## PROBLEM DESCRIPTION
Pictures do not belong in the copy. Return all of the entries exactly.

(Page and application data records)
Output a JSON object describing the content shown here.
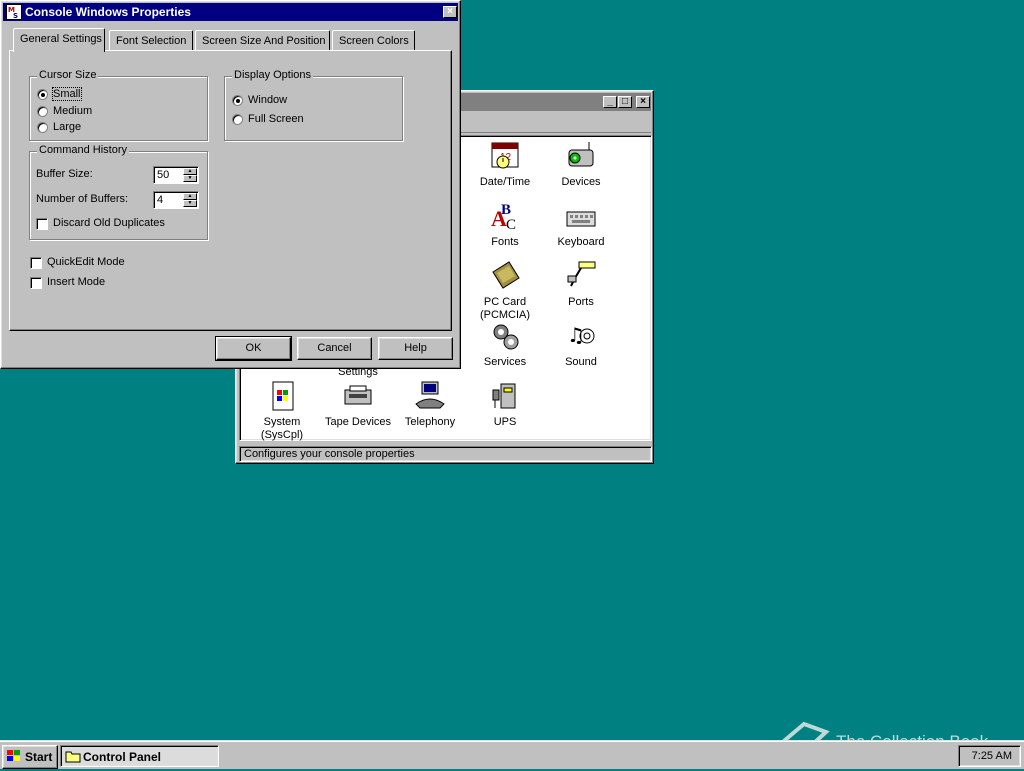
{
  "control_panel": {
    "status_text": "Configures your console properties",
    "icons": [
      {
        "name": "date-time-icon",
        "label": "Date/Time"
      },
      {
        "name": "devices-icon",
        "label": "Devices"
      },
      {
        "name": "fonts-icon",
        "label": "Fonts"
      },
      {
        "name": "keyboard-icon",
        "label": "Keyboard"
      },
      {
        "name": "pc-card-icon",
        "label": "PC Card\n(PCMCIA)"
      },
      {
        "name": "ports-icon",
        "label": "Ports"
      },
      {
        "name": "services-icon",
        "label": "Services"
      },
      {
        "name": "sound-icon",
        "label": "Sound"
      },
      {
        "name": "settings-icon",
        "label": "Settings"
      },
      {
        "name": "system-icon",
        "label": "System\n(SysCpl)"
      },
      {
        "name": "tape-devices-icon",
        "label": "Tape Devices"
      },
      {
        "name": "telephony-icon",
        "label": "Telephony"
      },
      {
        "name": "ups-icon",
        "label": "UPS"
      }
    ]
  },
  "dialog": {
    "title": "Console Windows Properties",
    "tabs": [
      "General Settings",
      "Font Selection",
      "Screen Size And Position",
      "Screen Colors"
    ],
    "cursor_size": {
      "title": "Cursor Size",
      "options": [
        "Small",
        "Medium",
        "Large"
      ],
      "selected": "Small"
    },
    "display_options": {
      "title": "Display Options",
      "options": [
        "Window",
        "Full Screen"
      ],
      "selected": "Window"
    },
    "command_history": {
      "title": "Command History",
      "buffer_size_label": "Buffer Size:",
      "buffer_size_value": "50",
      "num_buffers_label": "Number of Buffers:",
      "num_buffers_value": "4",
      "discard_label": "Discard Old Duplicates",
      "discard_checked": false
    },
    "quickedit_label": "QuickEdit Mode",
    "quickedit_checked": false,
    "insert_label": "Insert Mode",
    "insert_checked": false,
    "buttons": {
      "ok": "OK",
      "cancel": "Cancel",
      "help": "Help"
    }
  },
  "taskbar": {
    "start_label": "Start",
    "task_label": "Control Panel",
    "clock": "7:25 AM"
  },
  "watermark": "The Collection Book",
  "colors": {
    "desktop": "#008080",
    "titlebar_active": "#000080",
    "titlebar_inactive": "#808080",
    "face": "#c0c0c0"
  }
}
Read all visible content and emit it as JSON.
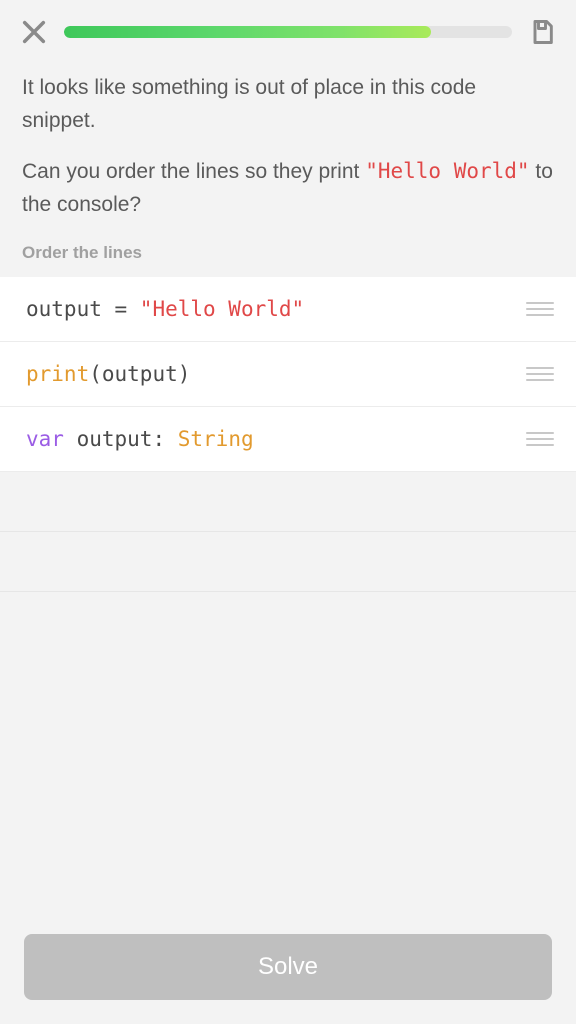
{
  "progress_percent": 82,
  "prompt": {
    "line1": "It looks like something is out of place in this code snippet.",
    "line2_prefix": "Can you order the lines so they print ",
    "line2_code": "\"Hello World\"",
    "line2_suffix": " to the console?"
  },
  "task_label": "Order the lines",
  "code_lines": [
    {
      "tokens": [
        {
          "text": "output",
          "kind": "id"
        },
        {
          "text": " = ",
          "kind": "op"
        },
        {
          "text": "\"Hello World\"",
          "kind": "str"
        }
      ]
    },
    {
      "tokens": [
        {
          "text": "print",
          "kind": "fn"
        },
        {
          "text": "(",
          "kind": "paren"
        },
        {
          "text": "output",
          "kind": "id"
        },
        {
          "text": ")",
          "kind": "paren"
        }
      ]
    },
    {
      "tokens": [
        {
          "text": "var",
          "kind": "kw"
        },
        {
          "text": " ",
          "kind": "op"
        },
        {
          "text": "output",
          "kind": "id"
        },
        {
          "text": ": ",
          "kind": "colon"
        },
        {
          "text": "String",
          "kind": "type"
        }
      ]
    }
  ],
  "placeholder_slots": 2,
  "buttons": {
    "solve": "Solve"
  }
}
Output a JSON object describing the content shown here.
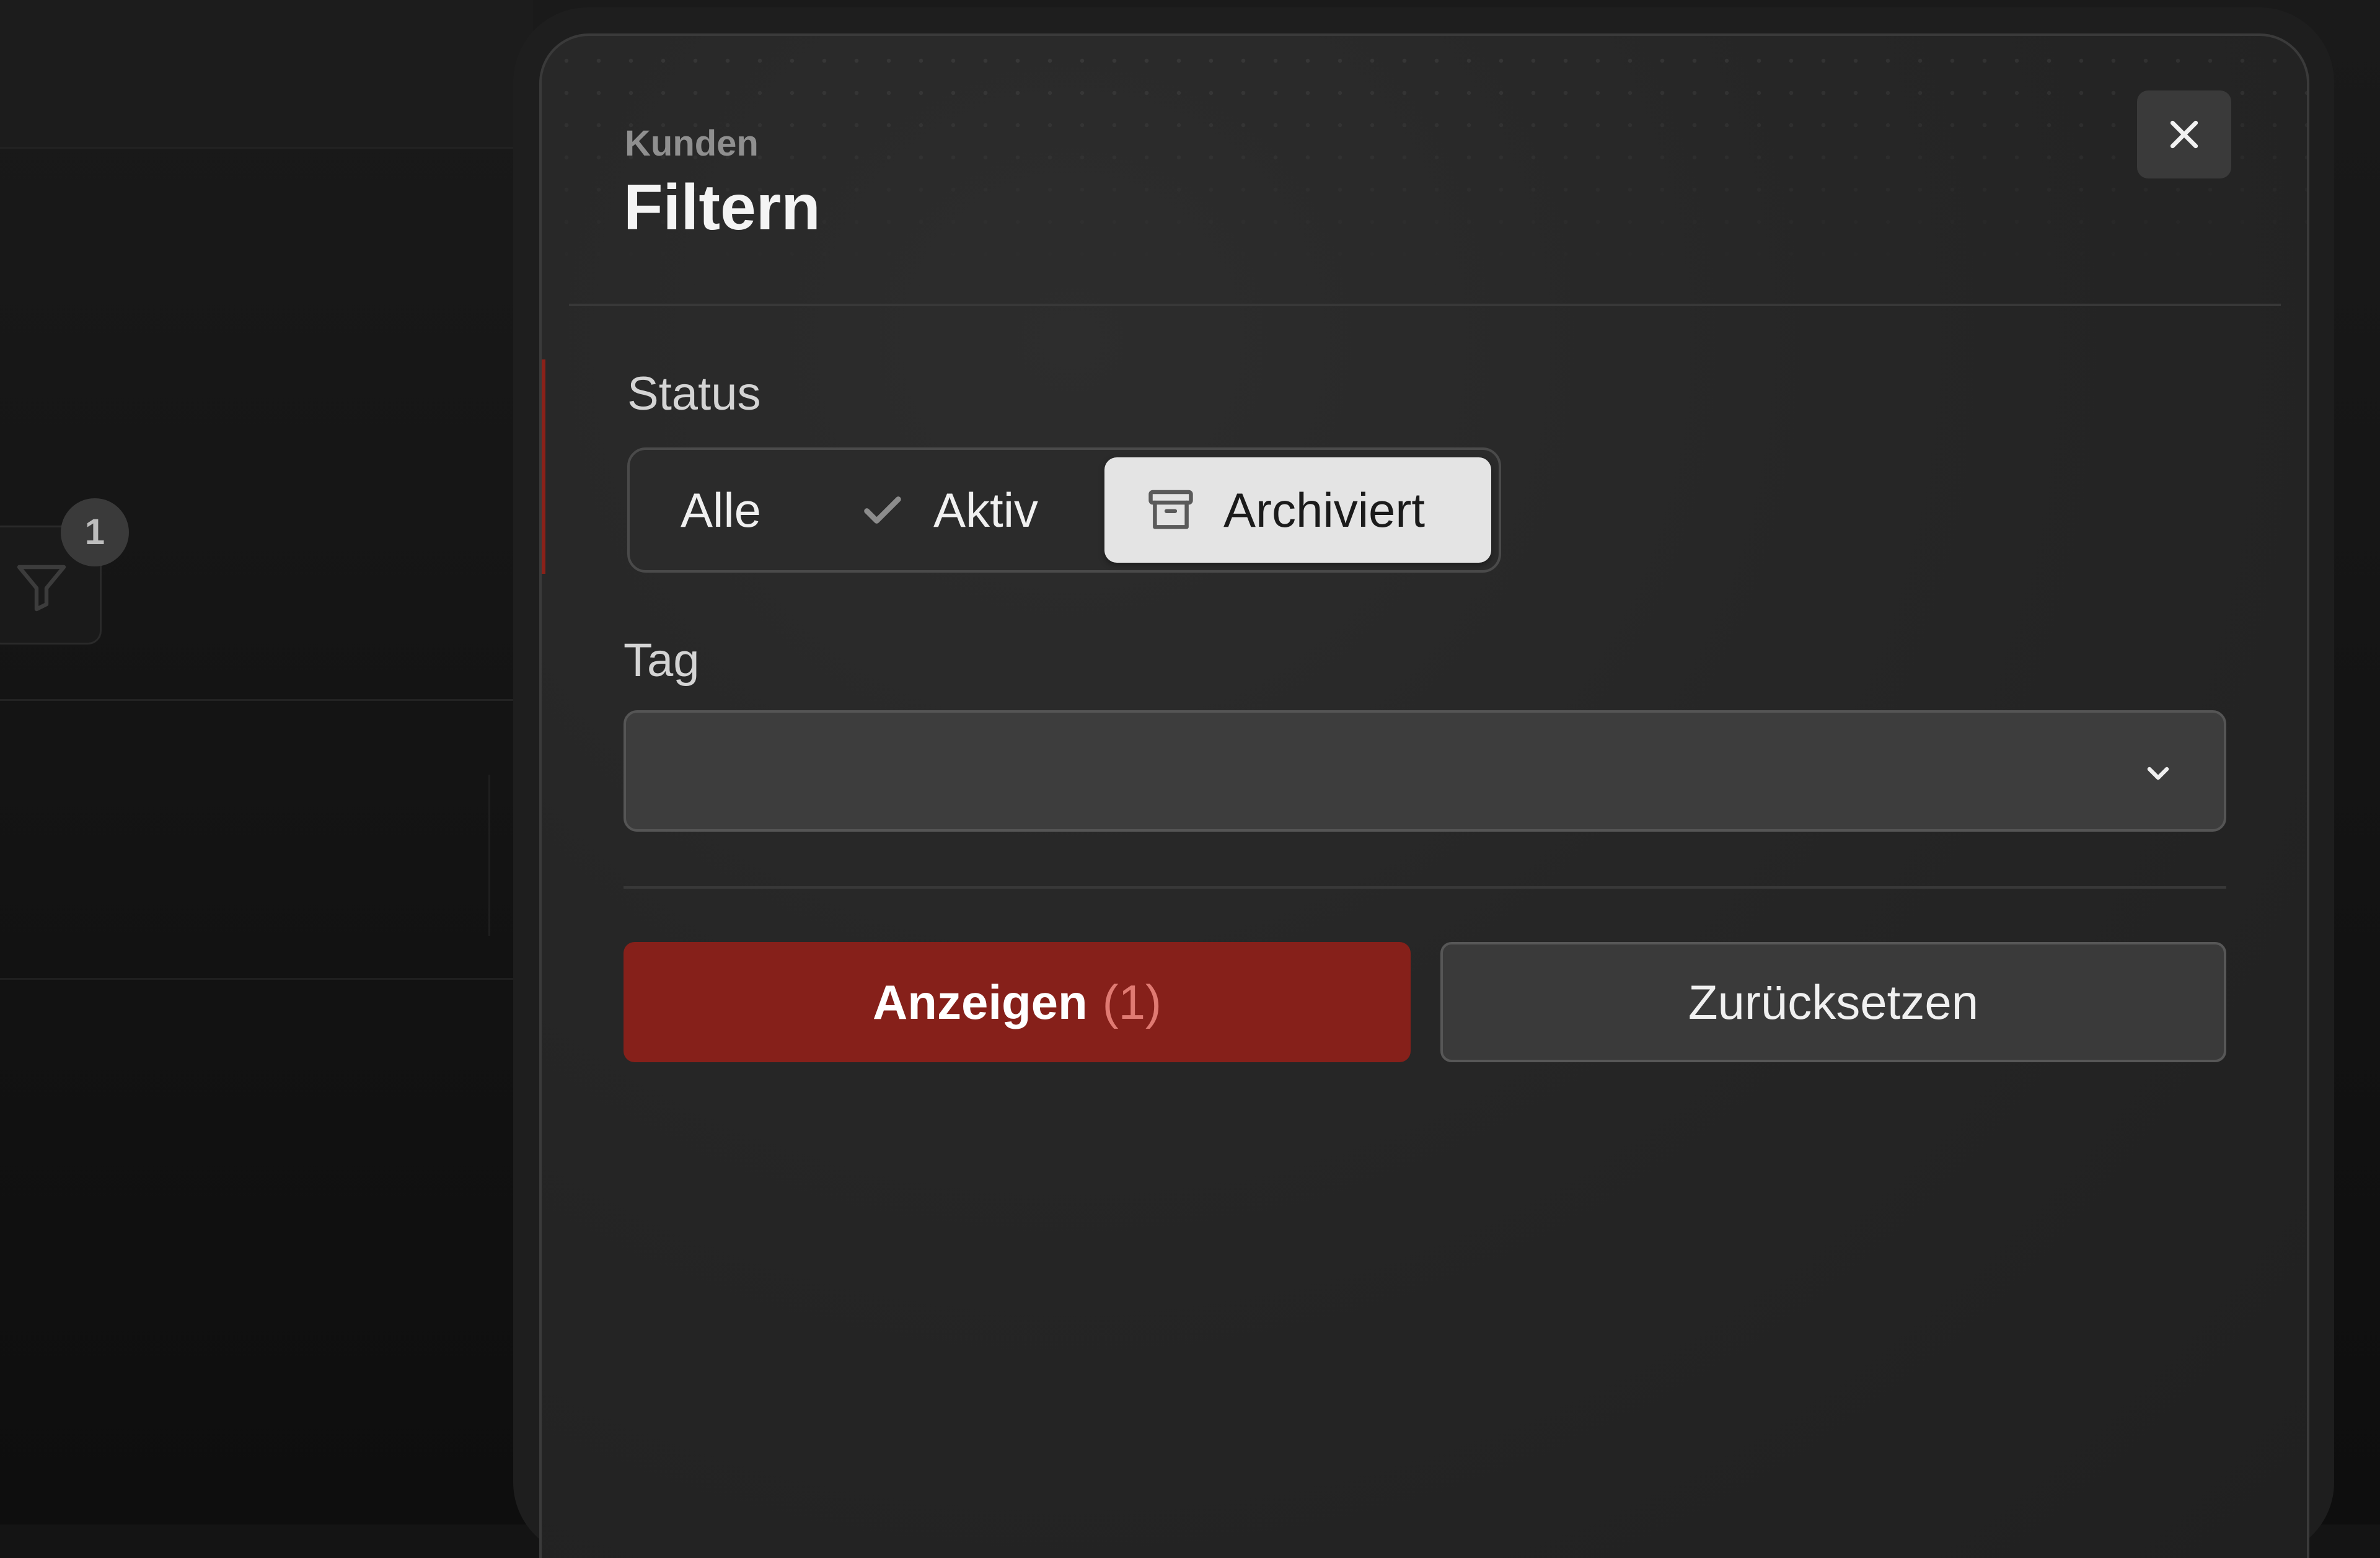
{
  "background": {
    "filter_badge_count": "1"
  },
  "modal": {
    "subtitle": "Kunden",
    "title": "Filtern",
    "accent_color": "#86201a"
  },
  "status": {
    "label": "Status",
    "options": [
      {
        "label": "Alle",
        "icon": "",
        "selected": false
      },
      {
        "label": "Aktiv",
        "icon": "check-icon",
        "selected": false
      },
      {
        "label": "Archiviert",
        "icon": "archive-icon",
        "selected": true
      }
    ]
  },
  "tag": {
    "label": "Tag",
    "value": ""
  },
  "actions": {
    "show_label": "Anzeigen",
    "show_count": "(1)",
    "reset_label": "Zurücksetzen"
  }
}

## EXPECTED OUTPUT
Output a JSON object describing the content shown here.
{
  "control_panel": {
    "status_text": "Configures your console properties",
    "icons": [
      {
        "name": "date-time-icon",
        "label": "Date/Time"
      },
      {
        "name": "devices-icon",
        "label": "Devices"
      },
      {
        "name": "fonts-icon",
        "label": "Fonts"
      },
      {
        "name": "keyboard-icon",
        "label": "Keyboard"
      },
      {
        "name": "pc-card-icon",
        "label": "PC Card\n(PCMCIA)"
      },
      {
        "name": "ports-icon",
        "label": "Ports"
      },
      {
        "name": "services-icon",
        "label": "Services"
      },
      {
        "name": "sound-icon",
        "label": "Sound"
      },
      {
        "name": "settings-icon",
        "label": "Settings"
      },
      {
        "name": "system-icon",
        "label": "System\n(SysCpl)"
      },
      {
        "name": "tape-devices-icon",
        "label": "Tape Devices"
      },
      {
        "name": "telephony-icon",
        "label": "Telephony"
      },
      {
        "name": "ups-icon",
        "label": "UPS"
      }
    ]
  },
  "dialog": {
    "title": "Console Windows Properties",
    "tabs": [
      "General Settings",
      "Font Selection",
      "Screen Size And Position",
      "Screen Colors"
    ],
    "cursor_size": {
      "title": "Cursor Size",
      "options": [
        "Small",
        "Medium",
        "Large"
      ],
      "selected": "Small"
    },
    "display_options": {
      "title": "Display Options",
      "options": [
        "Window",
        "Full Screen"
      ],
      "selected": "Window"
    },
    "command_history": {
      "title": "Command History",
      "buffer_size_label": "Buffer Size:",
      "buffer_size_value": "50",
      "num_buffers_label": "Number of Buffers:",
      "num_buffers_value": "4",
      "discard_label": "Discard Old Duplicates",
      "discard_checked": false
    },
    "quickedit_label": "QuickEdit Mode",
    "quickedit_checked": false,
    "insert_label": "Insert Mode",
    "insert_checked": false,
    "buttons": {
      "ok": "OK",
      "cancel": "Cancel",
      "help": "Help"
    }
  },
  "taskbar": {
    "start_label": "Start",
    "task_label": "Control Panel",
    "clock": "7:25 AM"
  },
  "watermark": "The Collection Book",
  "colors": {
    "desktop": "#008080",
    "titlebar_active": "#000080",
    "titlebar_inactive": "#808080",
    "face": "#c0c0c0"
  }
}
Read all visible content and emit it as JSON.
{
  "progress_percent": 82,
  "prompt": {
    "line1": "It looks like something is out of place in this code snippet.",
    "line2_prefix": "Can you order the lines so they print ",
    "line2_code": "\"Hello World\"",
    "line2_suffix": " to the console?"
  },
  "task_label": "Order the lines",
  "code_lines": [
    {
      "tokens": [
        {
          "text": "output",
          "kind": "id"
        },
        {
          "text": " = ",
          "kind": "op"
        },
        {
          "text": "\"Hello World\"",
          "kind": "str"
        }
      ]
    },
    {
      "tokens": [
        {
          "text": "print",
          "kind": "fn"
        },
        {
          "text": "(",
          "kind": "paren"
        },
        {
          "text": "output",
          "kind": "id"
        },
        {
          "text": ")",
          "kind": "paren"
        }
      ]
    },
    {
      "tokens": [
        {
          "text": "var",
          "kind": "kw"
        },
        {
          "text": " ",
          "kind": "op"
        },
        {
          "text": "output",
          "kind": "id"
        },
        {
          "text": ": ",
          "kind": "colon"
        },
        {
          "text": "String",
          "kind": "type"
        }
      ]
    }
  ],
  "placeholder_slots": 2,
  "buttons": {
    "solve": "Solve"
  }
}
Output a JSON object describing the content shown here.
{
  "background": {
    "filter_badge_count": "1"
  },
  "modal": {
    "subtitle": "Kunden",
    "title": "Filtern",
    "accent_color": "#86201a"
  },
  "status": {
    "label": "Status",
    "options": [
      {
        "label": "Alle",
        "icon": "",
        "selected": false
      },
      {
        "label": "Aktiv",
        "icon": "check-icon",
        "selected": false
      },
      {
        "label": "Archiviert",
        "icon": "archive-icon",
        "selected": true
      }
    ]
  },
  "tag": {
    "label": "Tag",
    "value": ""
  },
  "actions": {
    "show_label": "Anzeigen",
    "show_count": "(1)",
    "reset_label": "Zurücksetzen"
  }
}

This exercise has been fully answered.